__Exercise directions__. Reproduce every record exactly.

Element data from apps and pages:

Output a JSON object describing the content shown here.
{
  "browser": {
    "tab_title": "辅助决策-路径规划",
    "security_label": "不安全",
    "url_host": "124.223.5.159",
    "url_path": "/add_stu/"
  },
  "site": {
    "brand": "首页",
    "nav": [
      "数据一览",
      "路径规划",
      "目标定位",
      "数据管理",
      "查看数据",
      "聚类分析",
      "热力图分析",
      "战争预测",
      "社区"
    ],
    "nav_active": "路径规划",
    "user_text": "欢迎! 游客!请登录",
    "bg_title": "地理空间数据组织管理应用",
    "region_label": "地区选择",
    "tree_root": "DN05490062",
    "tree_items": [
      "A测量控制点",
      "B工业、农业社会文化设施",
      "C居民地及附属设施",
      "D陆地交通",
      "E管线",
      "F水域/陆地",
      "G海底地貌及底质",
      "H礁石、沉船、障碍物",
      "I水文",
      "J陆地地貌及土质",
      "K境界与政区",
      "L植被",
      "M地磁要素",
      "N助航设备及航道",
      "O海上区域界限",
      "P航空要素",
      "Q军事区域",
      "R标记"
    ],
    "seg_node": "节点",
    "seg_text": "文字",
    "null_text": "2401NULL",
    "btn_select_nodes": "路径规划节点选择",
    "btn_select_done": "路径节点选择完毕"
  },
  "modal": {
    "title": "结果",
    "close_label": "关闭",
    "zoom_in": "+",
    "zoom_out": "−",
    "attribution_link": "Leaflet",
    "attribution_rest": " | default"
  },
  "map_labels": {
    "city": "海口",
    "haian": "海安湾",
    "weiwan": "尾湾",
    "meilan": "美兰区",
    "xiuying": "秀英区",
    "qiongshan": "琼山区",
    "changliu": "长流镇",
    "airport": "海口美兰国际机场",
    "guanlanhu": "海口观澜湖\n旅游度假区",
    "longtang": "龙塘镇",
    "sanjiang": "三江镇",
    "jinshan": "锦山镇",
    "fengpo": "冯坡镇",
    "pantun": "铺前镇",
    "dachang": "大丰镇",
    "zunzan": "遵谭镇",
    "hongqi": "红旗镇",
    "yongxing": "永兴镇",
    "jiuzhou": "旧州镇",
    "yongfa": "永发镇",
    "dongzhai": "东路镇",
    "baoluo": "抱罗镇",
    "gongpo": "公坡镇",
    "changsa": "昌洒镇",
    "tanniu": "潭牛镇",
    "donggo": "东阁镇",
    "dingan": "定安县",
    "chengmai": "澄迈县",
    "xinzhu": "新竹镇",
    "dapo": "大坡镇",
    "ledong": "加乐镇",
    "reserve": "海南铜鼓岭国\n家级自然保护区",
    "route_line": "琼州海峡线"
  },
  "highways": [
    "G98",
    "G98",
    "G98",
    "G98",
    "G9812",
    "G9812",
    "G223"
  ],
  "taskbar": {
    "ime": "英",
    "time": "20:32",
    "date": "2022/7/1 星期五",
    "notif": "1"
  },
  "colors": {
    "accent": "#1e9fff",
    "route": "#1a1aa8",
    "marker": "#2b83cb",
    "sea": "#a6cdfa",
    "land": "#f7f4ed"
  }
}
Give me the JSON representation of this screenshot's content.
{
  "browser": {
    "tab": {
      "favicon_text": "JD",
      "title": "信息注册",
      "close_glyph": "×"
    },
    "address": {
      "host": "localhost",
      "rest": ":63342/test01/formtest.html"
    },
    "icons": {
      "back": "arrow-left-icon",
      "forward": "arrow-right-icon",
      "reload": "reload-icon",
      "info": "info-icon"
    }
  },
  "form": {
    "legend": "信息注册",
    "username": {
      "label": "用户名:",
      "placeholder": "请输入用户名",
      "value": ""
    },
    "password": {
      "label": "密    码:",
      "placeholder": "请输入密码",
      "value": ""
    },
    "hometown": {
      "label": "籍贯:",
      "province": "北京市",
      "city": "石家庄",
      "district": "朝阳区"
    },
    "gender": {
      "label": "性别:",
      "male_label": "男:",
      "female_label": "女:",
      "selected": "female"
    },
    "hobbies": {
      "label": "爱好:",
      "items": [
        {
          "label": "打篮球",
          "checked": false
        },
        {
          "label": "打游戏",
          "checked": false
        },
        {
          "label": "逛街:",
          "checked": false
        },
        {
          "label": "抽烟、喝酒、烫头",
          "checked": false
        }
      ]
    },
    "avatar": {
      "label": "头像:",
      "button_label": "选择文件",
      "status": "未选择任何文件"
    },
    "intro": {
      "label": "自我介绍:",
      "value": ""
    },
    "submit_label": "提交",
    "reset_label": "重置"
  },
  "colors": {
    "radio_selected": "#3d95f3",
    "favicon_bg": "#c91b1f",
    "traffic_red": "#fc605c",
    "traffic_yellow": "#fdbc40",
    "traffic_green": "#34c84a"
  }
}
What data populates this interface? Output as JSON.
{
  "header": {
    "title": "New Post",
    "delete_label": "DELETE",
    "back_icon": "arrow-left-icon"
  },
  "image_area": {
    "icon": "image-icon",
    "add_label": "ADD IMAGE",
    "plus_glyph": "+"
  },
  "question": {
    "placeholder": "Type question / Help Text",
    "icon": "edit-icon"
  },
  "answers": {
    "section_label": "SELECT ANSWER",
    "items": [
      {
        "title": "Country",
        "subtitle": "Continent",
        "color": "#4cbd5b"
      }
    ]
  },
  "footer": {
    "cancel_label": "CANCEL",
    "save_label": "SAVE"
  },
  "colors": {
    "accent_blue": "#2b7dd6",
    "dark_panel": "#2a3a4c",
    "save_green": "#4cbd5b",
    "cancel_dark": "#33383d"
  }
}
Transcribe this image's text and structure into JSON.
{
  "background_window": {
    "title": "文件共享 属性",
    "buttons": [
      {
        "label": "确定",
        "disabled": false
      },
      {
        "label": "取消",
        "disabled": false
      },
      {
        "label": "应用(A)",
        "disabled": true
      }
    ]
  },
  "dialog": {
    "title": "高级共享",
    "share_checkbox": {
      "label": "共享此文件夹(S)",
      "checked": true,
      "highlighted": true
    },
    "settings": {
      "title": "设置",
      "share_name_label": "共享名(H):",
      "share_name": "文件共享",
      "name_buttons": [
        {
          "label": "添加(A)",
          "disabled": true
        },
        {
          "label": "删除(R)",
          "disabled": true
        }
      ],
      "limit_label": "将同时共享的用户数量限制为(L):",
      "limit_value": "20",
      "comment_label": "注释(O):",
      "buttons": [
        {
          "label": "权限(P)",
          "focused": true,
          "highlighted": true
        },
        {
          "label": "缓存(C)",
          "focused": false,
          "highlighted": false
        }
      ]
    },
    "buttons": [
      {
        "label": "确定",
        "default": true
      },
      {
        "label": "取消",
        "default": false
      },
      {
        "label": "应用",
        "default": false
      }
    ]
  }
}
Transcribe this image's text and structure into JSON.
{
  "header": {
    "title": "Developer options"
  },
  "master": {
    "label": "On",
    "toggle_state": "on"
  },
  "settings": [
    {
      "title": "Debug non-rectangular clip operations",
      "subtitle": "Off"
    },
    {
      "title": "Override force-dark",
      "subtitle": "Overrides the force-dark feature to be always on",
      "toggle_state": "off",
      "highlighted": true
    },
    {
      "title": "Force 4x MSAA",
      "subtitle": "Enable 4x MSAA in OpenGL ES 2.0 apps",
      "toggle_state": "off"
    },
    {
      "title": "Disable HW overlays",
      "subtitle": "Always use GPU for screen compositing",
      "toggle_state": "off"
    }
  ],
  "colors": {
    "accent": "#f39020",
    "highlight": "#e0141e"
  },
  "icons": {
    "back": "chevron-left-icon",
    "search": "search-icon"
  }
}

__Expected output__.
Output a JSON object describing the content shown here.
{
  "browser": {
    "tab_title": "辅助决策-路径规划",
    "security_label": "不安全",
    "url_host": "124.223.5.159",
    "url_path": "/add_stu/"
  },
  "site": {
    "brand": "首页",
    "nav": [
      "数据一览",
      "路径规划",
      "目标定位",
      "数据管理",
      "查看数据",
      "聚类分析",
      "热力图分析",
      "战争预测",
      "社区"
    ],
    "nav_active": "路径规划",
    "user_text": "欢迎! 游客!请登录",
    "bg_title": "地理空间数据组织管理应用",
    "region_label": "地区选择",
    "tree_root": "DN05490062",
    "tree_items": [
      "A测量控制点",
      "B工业、农业社会文化设施",
      "C居民地及附属设施",
      "D陆地交通",
      "E管线",
      "F水域/陆地",
      "G海底地貌及底质",
      "H礁石、沉船、障碍物",
      "I水文",
      "J陆地地貌及土质",
      "K境界与政区",
      "L植被",
      "M地磁要素",
      "N助航设备及航道",
      "O海上区域界限",
      "P航空要素",
      "Q军事区域",
      "R标记"
    ],
    "seg_node": "节点",
    "seg_text": "文字",
    "null_text": "2401NULL",
    "btn_select_nodes": "路径规划节点选择",
    "btn_select_done": "路径节点选择完毕"
  },
  "modal": {
    "title": "结果",
    "close_label": "关闭",
    "zoom_in": "+",
    "zoom_out": "−",
    "attribution_link": "Leaflet",
    "attribution_rest": " | default"
  },
  "map_labels": {
    "city": "海口",
    "haian": "海安湾",
    "weiwan": "尾湾",
    "meilan": "美兰区",
    "xiuying": "秀英区",
    "qiongshan": "琼山区",
    "changliu": "长流镇",
    "airport": "海口美兰国际机场",
    "guanlanhu": "海口观澜湖\n旅游度假区",
    "longtang": "龙塘镇",
    "sanjiang": "三江镇",
    "jinshan": "锦山镇",
    "fengpo": "冯坡镇",
    "pantun": "铺前镇",
    "dachang": "大丰镇",
    "zunzan": "遵谭镇",
    "hongqi": "红旗镇",
    "yongxing": "永兴镇",
    "jiuzhou": "旧州镇",
    "yongfa": "永发镇",
    "dongzhai": "东路镇",
    "baoluo": "抱罗镇",
    "gongpo": "公坡镇",
    "changsa": "昌洒镇",
    "tanniu": "潭牛镇",
    "donggo": "东阁镇",
    "dingan": "定安县",
    "chengmai": "澄迈县",
    "xinzhu": "新竹镇",
    "dapo": "大坡镇",
    "ledong": "加乐镇",
    "reserve": "海南铜鼓岭国\n家级自然保护区",
    "route_line": "琼州海峡线"
  },
  "highways": [
    "G98",
    "G98",
    "G98",
    "G98",
    "G9812",
    "G9812",
    "G223"
  ],
  "taskbar": {
    "ime": "英",
    "time": "20:32",
    "date": "2022/7/1 星期五",
    "notif": "1"
  },
  "colors": {
    "accent": "#1e9fff",
    "route": "#1a1aa8",
    "marker": "#2b83cb",
    "sea": "#a6cdfa",
    "land": "#f7f4ed"
  }
}
Give me the JSON representation of this screenshot's content.
{
  "browser": {
    "tab": {
      "favicon_text": "JD",
      "title": "信息注册",
      "close_glyph": "×"
    },
    "address": {
      "host": "localhost",
      "rest": ":63342/test01/formtest.html"
    },
    "icons": {
      "back": "arrow-left-icon",
      "forward": "arrow-right-icon",
      "reload": "reload-icon",
      "info": "info-icon"
    }
  },
  "form": {
    "legend": "信息注册",
    "username": {
      "label": "用户名:",
      "placeholder": "请输入用户名",
      "value": ""
    },
    "password": {
      "label": "密    码:",
      "placeholder": "请输入密码",
      "value": ""
    },
    "hometown": {
      "label": "籍贯:",
      "province": "北京市",
      "city": "石家庄",
      "district": "朝阳区"
    },
    "gender": {
      "label": "性别:",
      "male_label": "男:",
      "female_label": "女:",
      "selected": "female"
    },
    "hobbies": {
      "label": "爱好:",
      "items": [
        {
          "label": "打篮球",
          "checked": false
        },
        {
          "label": "打游戏",
          "checked": false
        },
        {
          "label": "逛街:",
          "checked": false
        },
        {
          "label": "抽烟、喝酒、烫头",
          "checked": false
        }
      ]
    },
    "avatar": {
      "label": "头像:",
      "button_label": "选择文件",
      "status": "未选择任何文件"
    },
    "intro": {
      "label": "自我介绍:",
      "value": ""
    },
    "submit_label": "提交",
    "reset_label": "重置"
  },
  "colors": {
    "radio_selected": "#3d95f3",
    "favicon_bg": "#c91b1f",
    "traffic_red": "#fc605c",
    "traffic_yellow": "#fdbc40",
    "traffic_green": "#34c84a"
  }
}
What data populates this interface? Output as JSON.
{
  "header": {
    "title": "New Post",
    "delete_label": "DELETE",
    "back_icon": "arrow-left-icon"
  },
  "image_area": {
    "icon": "image-icon",
    "add_label": "ADD IMAGE",
    "plus_glyph": "+"
  },
  "question": {
    "placeholder": "Type question / Help Text",
    "icon": "edit-icon"
  },
  "answers": {
    "section_label": "SELECT ANSWER",
    "items": [
      {
        "title": "Country",
        "subtitle": "Continent",
        "color": "#4cbd5b"
      }
    ]
  },
  "footer": {
    "cancel_label": "CANCEL",
    "save_label": "SAVE"
  },
  "colors": {
    "accent_blue": "#2b7dd6",
    "dark_panel": "#2a3a4c",
    "save_green": "#4cbd5b",
    "cancel_dark": "#33383d"
  }
}
Transcribe this image's text and structure into JSON.
{
  "background_window": {
    "title": "文件共享 属性",
    "buttons": [
      {
        "label": "确定",
        "disabled": false
      },
      {
        "label": "取消",
        "disabled": false
      },
      {
        "label": "应用(A)",
        "disabled": true
      }
    ]
  },
  "dialog": {
    "title": "高级共享",
    "share_checkbox": {
      "label": "共享此文件夹(S)",
      "checked": true,
      "highlighted": true
    },
    "settings": {
      "title": "设置",
      "share_name_label": "共享名(H):",
      "share_name": "文件共享",
      "name_buttons": [
        {
          "label": "添加(A)",
          "disabled": true
        },
        {
          "label": "删除(R)",
          "disabled": true
        }
      ],
      "limit_label": "将同时共享的用户数量限制为(L):",
      "limit_value": "20",
      "comment_label": "注释(O):",
      "buttons": [
        {
          "label": "权限(P)",
          "focused": true,
          "highlighted": true
        },
        {
          "label": "缓存(C)",
          "focused": false,
          "highlighted": false
        }
      ]
    },
    "buttons": [
      {
        "label": "确定",
        "default": true
      },
      {
        "label": "取消",
        "default": false
      },
      {
        "label": "应用",
        "default": false
      }
    ]
  }
}
Transcribe this image's text and structure into JSON.
{
  "header": {
    "title": "Developer options"
  },
  "master": {
    "label": "On",
    "toggle_state": "on"
  },
  "settings": [
    {
      "title": "Debug non-rectangular clip operations",
      "subtitle": "Off"
    },
    {
      "title": "Override force-dark",
      "subtitle": "Overrides the force-dark feature to be always on",
      "toggle_state": "off",
      "highlighted": true
    },
    {
      "title": "Force 4x MSAA",
      "subtitle": "Enable 4x MSAA in OpenGL ES 2.0 apps",
      "toggle_state": "off"
    },
    {
      "title": "Disable HW overlays",
      "subtitle": "Always use GPU for screen compositing",
      "toggle_state": "off"
    }
  ],
  "colors": {
    "accent": "#f39020",
    "highlight": "#e0141e"
  },
  "icons": {
    "back": "chevron-left-icon",
    "search": "search-icon"
  }
}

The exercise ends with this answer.